ANKARA (Reuters) - Muslim countries have asked Turkey to veto Danish Prime Minister Anders Fogh Rasmussen as the next NATO chief, Turkish Prime Minister Tayyip Erdogan said.
The current NATO secretary general, Dutchman Jaap de Hoop Scheffer, steps down on July 31 and his successor is expected to be named at a NATO summit on April 3 and 4.
Erdogan said he talked to Rasmussen by telephone on Friday and told him the Turkish people were upset by the Danish prime minister’s position during a row in 2006 over cartoons of the Prophet Mohammad printed in a Danish newspaper.
Rasmussen refused to apologise for the cartoons, which sparked riots and attacks on Danish embassies in several Muslim states.

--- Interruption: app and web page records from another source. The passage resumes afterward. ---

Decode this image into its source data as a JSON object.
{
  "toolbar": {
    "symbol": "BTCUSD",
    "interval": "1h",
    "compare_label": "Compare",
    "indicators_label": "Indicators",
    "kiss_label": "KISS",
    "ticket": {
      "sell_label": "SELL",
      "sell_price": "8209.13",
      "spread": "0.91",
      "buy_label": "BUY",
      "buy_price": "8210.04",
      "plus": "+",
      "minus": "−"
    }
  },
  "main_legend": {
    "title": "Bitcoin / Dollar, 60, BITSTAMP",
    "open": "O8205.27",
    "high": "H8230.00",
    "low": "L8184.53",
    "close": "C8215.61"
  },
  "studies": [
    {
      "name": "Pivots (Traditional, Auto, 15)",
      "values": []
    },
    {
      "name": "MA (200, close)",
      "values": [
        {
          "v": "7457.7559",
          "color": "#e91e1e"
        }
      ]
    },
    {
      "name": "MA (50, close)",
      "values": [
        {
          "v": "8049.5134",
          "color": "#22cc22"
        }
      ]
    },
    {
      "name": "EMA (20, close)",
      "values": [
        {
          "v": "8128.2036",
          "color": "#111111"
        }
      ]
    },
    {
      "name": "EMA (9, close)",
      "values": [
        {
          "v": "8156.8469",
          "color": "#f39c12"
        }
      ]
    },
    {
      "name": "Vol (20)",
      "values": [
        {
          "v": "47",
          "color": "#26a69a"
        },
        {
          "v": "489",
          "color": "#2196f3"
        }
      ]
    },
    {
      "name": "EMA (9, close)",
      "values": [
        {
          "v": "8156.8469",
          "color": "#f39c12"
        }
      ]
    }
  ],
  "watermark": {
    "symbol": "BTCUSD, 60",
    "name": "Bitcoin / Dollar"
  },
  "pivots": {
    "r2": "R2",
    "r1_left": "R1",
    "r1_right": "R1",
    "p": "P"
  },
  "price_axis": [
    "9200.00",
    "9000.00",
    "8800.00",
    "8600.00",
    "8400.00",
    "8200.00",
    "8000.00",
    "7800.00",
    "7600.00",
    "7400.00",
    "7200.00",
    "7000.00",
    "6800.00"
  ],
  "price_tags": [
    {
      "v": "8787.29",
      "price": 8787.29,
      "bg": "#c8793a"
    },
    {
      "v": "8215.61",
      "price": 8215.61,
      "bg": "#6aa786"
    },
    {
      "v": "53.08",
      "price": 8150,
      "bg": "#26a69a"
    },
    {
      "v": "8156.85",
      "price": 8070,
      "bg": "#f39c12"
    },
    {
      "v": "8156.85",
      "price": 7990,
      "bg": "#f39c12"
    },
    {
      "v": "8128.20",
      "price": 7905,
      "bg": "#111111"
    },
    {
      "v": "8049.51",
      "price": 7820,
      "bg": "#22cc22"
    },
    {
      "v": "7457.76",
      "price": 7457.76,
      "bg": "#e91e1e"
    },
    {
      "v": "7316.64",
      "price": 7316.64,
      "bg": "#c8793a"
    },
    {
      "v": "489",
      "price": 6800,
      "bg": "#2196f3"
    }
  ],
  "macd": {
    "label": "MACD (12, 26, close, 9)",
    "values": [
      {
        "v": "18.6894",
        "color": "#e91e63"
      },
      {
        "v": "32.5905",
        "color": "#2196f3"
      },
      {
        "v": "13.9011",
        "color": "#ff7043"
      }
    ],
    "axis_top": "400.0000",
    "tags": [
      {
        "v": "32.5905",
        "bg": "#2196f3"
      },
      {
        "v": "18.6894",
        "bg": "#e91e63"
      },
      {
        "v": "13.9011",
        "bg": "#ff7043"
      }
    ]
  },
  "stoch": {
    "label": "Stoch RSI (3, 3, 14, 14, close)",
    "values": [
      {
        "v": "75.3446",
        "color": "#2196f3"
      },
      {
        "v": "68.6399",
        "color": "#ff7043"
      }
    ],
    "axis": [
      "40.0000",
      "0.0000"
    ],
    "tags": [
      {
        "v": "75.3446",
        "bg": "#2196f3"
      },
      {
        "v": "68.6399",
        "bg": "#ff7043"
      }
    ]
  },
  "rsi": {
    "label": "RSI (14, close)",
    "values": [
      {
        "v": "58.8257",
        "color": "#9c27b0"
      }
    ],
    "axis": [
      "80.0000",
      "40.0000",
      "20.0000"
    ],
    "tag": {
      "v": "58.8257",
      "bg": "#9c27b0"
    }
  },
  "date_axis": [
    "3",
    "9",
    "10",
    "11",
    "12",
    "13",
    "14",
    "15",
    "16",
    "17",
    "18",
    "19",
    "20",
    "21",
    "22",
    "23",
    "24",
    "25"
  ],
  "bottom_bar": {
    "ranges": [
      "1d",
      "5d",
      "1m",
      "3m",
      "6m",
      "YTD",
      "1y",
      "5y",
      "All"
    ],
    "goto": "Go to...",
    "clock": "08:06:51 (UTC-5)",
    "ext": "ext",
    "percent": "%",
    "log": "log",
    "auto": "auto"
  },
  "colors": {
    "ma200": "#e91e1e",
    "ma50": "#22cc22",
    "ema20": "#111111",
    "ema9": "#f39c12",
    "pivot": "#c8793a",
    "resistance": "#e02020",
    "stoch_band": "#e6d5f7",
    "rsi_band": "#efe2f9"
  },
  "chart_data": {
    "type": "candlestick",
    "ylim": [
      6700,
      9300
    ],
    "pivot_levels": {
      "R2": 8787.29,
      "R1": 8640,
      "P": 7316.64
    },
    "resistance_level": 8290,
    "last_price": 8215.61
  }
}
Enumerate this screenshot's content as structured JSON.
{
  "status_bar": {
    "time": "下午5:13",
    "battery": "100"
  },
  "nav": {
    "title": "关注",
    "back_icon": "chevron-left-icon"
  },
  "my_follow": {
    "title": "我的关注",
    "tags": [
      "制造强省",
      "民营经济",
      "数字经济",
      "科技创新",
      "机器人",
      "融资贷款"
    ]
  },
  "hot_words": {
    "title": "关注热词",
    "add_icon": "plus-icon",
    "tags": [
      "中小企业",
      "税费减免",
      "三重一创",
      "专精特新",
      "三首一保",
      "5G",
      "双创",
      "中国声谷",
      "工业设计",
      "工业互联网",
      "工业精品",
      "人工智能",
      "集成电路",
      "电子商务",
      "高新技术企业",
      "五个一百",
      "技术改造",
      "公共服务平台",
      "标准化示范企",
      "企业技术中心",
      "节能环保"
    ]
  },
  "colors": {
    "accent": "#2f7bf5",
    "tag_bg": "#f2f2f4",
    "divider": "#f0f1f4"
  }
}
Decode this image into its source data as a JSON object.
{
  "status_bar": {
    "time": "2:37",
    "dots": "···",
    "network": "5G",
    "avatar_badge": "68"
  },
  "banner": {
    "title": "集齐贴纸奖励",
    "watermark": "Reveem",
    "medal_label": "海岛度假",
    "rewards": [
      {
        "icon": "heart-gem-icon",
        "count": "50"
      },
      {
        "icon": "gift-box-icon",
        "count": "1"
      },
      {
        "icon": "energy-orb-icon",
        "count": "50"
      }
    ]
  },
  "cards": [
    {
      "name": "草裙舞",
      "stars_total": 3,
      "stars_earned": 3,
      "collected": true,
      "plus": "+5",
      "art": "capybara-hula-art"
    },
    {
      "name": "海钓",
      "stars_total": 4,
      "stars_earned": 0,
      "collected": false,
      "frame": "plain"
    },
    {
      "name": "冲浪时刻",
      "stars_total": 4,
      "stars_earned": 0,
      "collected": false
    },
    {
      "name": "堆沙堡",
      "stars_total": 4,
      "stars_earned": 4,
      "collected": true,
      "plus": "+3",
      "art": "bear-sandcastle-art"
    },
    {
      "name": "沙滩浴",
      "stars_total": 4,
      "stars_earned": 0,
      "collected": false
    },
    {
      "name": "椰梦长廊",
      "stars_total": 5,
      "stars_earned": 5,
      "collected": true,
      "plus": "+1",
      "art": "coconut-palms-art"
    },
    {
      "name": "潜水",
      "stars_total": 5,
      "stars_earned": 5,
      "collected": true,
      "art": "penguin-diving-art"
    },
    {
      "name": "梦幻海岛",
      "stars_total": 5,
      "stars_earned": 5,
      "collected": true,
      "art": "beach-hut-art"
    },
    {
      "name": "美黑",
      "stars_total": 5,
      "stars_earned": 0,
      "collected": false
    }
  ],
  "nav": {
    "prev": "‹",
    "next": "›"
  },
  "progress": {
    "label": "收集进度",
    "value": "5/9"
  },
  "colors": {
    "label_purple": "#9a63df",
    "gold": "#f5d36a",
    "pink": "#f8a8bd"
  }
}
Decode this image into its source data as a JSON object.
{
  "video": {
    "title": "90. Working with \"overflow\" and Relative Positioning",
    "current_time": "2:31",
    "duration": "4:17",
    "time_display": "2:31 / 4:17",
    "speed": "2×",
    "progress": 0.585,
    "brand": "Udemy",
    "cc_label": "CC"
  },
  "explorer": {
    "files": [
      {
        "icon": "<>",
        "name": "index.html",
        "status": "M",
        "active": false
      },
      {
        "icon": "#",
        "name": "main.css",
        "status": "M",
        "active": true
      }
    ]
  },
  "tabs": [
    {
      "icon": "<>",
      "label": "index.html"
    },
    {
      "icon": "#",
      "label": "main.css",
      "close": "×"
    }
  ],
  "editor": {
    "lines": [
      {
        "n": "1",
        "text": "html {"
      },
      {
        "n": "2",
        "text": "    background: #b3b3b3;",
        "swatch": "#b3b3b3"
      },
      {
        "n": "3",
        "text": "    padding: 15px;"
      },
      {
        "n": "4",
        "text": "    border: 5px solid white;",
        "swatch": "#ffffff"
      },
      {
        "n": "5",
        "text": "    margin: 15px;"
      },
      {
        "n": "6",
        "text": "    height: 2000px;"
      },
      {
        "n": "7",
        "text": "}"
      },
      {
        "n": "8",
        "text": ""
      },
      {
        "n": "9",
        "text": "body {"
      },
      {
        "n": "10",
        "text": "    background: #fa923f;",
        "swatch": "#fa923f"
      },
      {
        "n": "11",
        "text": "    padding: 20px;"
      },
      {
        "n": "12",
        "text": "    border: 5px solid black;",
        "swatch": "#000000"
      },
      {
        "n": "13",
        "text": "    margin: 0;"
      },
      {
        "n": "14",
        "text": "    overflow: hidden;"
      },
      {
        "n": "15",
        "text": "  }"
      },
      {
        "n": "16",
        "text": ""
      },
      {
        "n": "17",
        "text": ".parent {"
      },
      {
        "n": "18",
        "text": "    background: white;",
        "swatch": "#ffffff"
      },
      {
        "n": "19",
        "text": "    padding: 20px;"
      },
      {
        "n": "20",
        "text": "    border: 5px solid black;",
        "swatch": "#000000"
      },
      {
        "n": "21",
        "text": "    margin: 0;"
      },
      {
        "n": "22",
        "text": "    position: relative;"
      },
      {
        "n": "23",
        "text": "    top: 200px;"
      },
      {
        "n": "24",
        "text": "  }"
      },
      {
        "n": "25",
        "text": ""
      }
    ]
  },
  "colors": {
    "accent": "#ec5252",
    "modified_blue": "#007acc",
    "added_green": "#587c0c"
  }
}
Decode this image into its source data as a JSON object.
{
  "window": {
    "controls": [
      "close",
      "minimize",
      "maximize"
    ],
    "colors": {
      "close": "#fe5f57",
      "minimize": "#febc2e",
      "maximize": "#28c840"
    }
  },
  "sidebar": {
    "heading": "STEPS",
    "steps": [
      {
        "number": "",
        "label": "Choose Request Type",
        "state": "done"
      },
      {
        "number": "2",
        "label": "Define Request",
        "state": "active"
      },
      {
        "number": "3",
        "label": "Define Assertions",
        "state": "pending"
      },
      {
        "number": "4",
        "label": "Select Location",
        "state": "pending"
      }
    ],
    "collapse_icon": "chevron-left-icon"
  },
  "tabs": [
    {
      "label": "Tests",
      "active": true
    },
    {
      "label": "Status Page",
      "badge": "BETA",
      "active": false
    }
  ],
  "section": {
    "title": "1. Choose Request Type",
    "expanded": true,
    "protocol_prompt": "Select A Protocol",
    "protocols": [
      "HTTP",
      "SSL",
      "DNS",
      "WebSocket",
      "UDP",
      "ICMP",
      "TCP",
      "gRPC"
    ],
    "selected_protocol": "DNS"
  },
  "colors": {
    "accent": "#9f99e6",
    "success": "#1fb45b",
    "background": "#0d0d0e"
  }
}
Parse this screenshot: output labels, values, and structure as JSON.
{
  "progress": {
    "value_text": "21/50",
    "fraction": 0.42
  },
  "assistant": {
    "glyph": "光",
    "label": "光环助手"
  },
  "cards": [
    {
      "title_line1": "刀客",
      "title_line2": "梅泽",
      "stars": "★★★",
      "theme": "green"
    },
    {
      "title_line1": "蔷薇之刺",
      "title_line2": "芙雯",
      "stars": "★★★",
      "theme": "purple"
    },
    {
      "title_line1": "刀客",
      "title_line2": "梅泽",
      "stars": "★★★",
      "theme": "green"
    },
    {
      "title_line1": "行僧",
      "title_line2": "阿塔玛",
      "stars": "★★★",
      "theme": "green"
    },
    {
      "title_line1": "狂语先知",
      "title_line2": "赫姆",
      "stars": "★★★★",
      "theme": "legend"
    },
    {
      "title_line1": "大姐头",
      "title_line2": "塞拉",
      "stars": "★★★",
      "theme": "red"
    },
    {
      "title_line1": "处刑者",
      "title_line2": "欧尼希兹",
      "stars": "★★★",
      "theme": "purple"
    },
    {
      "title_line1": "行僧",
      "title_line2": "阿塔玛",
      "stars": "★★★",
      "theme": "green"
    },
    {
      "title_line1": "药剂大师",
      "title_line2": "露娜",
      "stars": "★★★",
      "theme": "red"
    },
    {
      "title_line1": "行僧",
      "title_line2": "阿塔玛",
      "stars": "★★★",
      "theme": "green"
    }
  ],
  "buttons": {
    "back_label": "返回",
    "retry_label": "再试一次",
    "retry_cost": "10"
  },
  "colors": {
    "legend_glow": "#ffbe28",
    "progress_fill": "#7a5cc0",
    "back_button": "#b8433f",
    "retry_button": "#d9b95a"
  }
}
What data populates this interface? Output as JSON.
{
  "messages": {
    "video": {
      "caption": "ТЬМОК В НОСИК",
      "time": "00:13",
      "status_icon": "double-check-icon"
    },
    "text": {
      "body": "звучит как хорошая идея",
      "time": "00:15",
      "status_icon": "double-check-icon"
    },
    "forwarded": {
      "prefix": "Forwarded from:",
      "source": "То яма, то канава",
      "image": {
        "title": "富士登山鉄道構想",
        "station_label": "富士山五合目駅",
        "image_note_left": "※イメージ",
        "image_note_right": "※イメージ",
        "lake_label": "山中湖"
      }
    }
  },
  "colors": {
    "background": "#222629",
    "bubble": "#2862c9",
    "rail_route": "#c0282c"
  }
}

Some Western governments defended the publication of the cartoons in the name of freedom of expression.
“A very serious reaction emerged in countries with Muslim populations during the cartoon crisis,” Erdogan told NTV broadcaster late on Friday.
Of Rasmussen’s appointment, he said “now these countries have started to call us and tell us not to allow it.”
Erdogan, who is leader of the Islamist-rooted AK Party, did not say directly he would veto Rasmussen as NATO party chief, an appointment made by consensus of NATO members.
But he said, “I am also a political party leader and I certainly should not contradict with my party’s principles. I told him he can appreciate what that means.”
He also said Turkey was upset Denmark had allowed a pro-Kurdish militant television station to broadcast from Denmark.
Turkey is concerned that at a time when NATO faces rising demands in Afghanistan, a secretary general with such an approach could affect the alliance’s relationship with the Muslim world.